Renal disease is a major worldwide public health problem that affects one in ten people.
Renal failure is caused by the irreversible loss of the structural and functional units of kidney (nephrons)
due to acute and chronic injuries. In humans, new nephrons (nephrogenesis) are generated until
the 36th week of gestation and no new nephron develops after birth. However, in rodents, nephrogenesis
persists until the immediate postnatal period. The postnatal mammalian kidney can partly repair
their nephrons. The kidney uses intrarenal and extra-renal cell sources for maintenance and repair.
Currently, it is believed that dedifferentiation of surviving tubular epithelial cells and presence of resident

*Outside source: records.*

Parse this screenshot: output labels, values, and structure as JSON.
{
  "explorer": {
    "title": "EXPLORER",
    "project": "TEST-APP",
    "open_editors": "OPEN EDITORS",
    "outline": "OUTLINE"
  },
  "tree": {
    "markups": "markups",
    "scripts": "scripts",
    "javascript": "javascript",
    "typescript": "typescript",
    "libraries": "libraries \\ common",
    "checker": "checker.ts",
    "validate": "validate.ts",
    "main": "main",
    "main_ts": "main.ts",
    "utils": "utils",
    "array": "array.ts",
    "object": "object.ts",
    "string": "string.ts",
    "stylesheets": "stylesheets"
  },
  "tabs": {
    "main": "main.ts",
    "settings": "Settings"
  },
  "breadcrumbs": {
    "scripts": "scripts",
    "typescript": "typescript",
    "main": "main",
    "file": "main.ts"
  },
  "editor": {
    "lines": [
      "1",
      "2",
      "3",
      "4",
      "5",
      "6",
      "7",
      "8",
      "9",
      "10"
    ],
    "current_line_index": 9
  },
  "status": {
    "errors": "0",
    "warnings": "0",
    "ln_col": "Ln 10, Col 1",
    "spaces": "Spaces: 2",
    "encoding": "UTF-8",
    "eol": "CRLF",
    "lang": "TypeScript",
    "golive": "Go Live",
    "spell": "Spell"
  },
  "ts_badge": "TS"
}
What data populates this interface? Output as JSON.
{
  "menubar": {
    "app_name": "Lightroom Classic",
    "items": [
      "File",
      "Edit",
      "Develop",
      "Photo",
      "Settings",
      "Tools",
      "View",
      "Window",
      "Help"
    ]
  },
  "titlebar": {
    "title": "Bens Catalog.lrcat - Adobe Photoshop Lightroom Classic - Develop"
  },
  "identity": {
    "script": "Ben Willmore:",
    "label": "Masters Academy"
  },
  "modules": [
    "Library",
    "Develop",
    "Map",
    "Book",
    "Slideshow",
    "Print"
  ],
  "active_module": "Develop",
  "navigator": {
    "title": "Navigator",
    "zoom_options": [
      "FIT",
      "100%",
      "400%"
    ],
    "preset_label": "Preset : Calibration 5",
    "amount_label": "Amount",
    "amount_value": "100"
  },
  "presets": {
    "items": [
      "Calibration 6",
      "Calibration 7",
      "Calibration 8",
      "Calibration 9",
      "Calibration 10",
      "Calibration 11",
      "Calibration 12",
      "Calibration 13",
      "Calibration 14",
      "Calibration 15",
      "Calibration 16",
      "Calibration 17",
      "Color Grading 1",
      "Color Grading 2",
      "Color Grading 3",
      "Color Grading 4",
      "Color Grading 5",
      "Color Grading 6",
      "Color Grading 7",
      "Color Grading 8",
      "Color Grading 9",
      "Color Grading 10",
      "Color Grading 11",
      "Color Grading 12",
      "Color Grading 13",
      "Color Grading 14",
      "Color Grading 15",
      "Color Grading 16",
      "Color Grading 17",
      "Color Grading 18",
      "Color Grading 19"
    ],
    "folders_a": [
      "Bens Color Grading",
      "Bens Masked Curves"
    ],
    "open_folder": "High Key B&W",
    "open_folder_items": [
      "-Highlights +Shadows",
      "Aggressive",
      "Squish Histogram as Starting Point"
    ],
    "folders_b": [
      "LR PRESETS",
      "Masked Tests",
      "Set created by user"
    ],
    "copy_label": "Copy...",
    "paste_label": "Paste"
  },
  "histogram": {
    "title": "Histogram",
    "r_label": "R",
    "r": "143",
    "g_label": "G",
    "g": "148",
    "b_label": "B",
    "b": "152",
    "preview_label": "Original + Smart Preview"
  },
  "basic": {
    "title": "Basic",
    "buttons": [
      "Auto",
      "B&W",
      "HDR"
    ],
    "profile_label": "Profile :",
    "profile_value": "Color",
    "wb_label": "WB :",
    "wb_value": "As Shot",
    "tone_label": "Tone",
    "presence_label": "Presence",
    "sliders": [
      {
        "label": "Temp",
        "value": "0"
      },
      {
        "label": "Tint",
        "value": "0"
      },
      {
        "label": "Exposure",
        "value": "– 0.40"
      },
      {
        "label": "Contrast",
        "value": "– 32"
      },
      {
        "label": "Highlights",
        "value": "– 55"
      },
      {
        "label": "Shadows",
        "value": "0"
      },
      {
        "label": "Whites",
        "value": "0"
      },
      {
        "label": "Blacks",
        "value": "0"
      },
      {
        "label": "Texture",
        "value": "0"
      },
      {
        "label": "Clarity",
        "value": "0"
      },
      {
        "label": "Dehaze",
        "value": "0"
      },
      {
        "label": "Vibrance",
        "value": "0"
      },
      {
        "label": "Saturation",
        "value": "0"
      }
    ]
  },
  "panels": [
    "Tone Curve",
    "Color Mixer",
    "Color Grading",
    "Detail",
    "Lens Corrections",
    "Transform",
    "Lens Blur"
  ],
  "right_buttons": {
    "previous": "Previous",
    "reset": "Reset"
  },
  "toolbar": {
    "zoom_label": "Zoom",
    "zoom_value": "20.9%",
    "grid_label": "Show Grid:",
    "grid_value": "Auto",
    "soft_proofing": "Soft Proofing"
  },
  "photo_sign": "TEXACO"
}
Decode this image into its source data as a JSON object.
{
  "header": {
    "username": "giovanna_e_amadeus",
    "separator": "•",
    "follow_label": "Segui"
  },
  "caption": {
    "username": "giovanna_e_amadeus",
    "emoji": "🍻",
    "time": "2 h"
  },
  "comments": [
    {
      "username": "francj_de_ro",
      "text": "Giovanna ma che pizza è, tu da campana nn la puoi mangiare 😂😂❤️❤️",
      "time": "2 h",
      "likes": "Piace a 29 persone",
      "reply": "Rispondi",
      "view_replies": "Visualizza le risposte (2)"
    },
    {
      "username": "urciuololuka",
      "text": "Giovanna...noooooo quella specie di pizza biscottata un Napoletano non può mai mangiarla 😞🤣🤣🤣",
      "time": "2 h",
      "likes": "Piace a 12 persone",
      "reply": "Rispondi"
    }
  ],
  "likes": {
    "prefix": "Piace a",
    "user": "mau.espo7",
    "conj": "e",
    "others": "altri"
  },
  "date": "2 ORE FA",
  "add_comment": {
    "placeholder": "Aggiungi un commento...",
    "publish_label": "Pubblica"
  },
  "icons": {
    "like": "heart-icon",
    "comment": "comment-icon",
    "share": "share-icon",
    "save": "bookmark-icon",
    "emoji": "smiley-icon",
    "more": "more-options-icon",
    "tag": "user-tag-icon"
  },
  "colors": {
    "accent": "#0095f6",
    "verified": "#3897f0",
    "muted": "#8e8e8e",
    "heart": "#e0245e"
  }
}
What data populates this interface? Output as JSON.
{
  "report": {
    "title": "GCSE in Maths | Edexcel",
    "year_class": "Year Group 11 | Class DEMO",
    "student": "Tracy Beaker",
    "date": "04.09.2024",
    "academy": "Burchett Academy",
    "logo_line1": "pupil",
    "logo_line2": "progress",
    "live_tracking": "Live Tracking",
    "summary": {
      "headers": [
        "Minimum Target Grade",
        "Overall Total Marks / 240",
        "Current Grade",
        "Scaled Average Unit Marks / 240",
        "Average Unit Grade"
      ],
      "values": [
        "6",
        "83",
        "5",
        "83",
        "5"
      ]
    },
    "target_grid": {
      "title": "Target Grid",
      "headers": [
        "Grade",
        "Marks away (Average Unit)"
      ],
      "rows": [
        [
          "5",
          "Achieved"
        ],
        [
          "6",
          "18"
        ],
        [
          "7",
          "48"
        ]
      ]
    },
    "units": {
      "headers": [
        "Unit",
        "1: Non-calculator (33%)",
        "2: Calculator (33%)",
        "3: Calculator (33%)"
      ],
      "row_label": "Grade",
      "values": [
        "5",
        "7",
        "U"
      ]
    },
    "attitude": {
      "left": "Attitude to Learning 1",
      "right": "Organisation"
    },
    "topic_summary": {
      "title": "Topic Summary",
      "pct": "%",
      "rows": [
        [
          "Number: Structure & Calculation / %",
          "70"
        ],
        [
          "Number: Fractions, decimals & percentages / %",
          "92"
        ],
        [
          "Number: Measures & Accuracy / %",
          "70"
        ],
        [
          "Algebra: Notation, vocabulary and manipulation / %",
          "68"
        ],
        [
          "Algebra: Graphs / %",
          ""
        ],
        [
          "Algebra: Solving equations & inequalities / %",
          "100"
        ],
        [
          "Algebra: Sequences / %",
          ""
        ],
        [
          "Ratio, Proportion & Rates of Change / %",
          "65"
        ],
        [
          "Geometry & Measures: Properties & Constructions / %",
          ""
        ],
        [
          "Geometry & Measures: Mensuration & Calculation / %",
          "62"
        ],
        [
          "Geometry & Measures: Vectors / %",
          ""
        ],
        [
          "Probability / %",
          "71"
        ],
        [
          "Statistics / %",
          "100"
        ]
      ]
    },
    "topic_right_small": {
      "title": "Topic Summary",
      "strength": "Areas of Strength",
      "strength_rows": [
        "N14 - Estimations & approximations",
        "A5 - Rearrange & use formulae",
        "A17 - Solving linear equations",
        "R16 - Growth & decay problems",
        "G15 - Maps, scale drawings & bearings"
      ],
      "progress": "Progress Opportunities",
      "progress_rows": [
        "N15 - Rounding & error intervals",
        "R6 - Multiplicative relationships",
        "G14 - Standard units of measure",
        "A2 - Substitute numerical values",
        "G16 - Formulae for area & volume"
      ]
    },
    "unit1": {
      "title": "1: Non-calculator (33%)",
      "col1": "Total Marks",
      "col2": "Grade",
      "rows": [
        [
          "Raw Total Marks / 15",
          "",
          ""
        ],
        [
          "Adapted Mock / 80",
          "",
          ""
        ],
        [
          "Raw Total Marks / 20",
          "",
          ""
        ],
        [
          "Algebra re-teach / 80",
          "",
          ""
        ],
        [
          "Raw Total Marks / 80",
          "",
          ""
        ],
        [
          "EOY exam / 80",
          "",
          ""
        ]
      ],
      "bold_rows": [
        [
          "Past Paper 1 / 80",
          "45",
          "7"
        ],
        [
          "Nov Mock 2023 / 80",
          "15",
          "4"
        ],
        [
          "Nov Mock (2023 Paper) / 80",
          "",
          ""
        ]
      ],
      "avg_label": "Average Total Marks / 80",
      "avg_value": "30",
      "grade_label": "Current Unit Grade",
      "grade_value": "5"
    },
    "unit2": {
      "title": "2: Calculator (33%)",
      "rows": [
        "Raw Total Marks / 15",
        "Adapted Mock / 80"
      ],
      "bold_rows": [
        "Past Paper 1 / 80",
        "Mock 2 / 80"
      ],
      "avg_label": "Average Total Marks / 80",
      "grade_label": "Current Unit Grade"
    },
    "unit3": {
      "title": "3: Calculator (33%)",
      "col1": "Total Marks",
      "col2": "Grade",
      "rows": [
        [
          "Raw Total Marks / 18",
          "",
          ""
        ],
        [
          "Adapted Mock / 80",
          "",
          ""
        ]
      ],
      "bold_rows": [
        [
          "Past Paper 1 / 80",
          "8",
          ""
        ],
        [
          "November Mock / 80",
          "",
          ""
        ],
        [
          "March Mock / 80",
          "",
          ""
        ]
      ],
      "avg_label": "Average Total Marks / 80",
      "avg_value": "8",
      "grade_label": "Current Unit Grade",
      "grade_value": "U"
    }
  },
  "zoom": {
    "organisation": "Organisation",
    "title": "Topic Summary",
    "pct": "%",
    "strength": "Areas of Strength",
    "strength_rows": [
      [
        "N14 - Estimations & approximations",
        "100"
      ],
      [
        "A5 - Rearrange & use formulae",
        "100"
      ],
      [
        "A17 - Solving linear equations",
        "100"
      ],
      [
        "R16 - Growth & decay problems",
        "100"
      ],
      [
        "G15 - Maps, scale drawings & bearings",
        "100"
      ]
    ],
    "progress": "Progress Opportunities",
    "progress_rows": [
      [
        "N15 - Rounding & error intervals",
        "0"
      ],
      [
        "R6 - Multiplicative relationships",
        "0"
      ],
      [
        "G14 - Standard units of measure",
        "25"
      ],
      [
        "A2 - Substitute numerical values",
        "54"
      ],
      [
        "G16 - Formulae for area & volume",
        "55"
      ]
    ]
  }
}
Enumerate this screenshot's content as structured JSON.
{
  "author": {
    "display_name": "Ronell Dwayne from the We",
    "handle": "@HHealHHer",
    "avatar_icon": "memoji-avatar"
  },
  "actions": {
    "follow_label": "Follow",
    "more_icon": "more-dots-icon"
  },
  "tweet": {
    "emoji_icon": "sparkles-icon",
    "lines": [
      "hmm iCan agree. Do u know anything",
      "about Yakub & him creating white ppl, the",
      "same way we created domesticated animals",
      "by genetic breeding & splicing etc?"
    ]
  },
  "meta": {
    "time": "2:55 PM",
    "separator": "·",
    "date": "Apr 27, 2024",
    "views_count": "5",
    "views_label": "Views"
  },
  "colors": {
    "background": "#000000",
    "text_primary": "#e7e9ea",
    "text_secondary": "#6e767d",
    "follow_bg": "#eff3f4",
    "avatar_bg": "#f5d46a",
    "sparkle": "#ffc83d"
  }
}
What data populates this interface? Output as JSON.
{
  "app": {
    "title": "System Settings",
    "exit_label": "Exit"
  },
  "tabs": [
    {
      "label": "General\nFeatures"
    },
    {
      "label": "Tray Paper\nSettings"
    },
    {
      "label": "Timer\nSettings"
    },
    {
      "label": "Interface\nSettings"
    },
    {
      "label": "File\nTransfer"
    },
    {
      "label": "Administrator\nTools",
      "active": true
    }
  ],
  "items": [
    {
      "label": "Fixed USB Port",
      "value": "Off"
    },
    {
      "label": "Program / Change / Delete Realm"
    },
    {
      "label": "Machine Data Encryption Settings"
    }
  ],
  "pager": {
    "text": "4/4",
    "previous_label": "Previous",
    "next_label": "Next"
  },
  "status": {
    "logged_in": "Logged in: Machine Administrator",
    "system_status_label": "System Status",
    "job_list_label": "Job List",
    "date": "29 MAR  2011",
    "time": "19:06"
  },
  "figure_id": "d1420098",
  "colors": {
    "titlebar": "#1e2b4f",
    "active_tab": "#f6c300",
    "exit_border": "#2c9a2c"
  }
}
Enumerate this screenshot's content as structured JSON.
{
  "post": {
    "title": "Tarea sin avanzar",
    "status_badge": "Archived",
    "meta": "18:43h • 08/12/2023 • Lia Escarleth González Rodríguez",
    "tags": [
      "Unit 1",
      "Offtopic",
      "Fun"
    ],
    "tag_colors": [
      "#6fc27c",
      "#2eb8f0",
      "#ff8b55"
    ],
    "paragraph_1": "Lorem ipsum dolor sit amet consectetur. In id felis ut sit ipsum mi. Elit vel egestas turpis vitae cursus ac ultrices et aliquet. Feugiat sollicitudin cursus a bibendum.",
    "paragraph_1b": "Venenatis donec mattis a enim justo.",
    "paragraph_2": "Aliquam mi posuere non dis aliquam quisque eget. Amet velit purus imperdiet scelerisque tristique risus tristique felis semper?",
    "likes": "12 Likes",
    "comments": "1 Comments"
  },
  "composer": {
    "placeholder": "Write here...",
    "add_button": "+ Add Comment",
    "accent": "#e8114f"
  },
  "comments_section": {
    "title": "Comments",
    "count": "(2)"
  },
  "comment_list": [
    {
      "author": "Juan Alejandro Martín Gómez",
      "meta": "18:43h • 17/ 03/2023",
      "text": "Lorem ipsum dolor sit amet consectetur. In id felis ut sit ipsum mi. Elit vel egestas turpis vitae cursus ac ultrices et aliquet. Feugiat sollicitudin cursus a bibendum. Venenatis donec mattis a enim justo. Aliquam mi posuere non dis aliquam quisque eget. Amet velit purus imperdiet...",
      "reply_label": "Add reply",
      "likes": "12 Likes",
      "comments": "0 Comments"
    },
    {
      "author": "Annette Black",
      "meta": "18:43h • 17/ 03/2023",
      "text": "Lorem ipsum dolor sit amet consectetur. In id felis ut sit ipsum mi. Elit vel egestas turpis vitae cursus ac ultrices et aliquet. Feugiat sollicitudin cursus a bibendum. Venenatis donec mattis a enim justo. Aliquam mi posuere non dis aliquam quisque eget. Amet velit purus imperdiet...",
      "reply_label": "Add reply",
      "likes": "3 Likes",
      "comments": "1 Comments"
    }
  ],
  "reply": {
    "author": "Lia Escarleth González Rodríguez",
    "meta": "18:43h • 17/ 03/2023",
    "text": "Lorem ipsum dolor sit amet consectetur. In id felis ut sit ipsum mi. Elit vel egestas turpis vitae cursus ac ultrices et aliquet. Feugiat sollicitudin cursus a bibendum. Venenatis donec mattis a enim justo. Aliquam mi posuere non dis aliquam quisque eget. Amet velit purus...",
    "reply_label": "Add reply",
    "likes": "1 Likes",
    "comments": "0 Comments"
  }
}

stem cells have important roles in kidney repair. Many studies have shown that stem cells obtained
from extra-renal sites such as the bone marrow, adipose and skeletal muscle tissues, in addition
to umbilical cord and amniotic fluid, have potential therapeutic benefits. This review discusses the
main mechanisms of renal regeneration by stem cells after a kidney injury.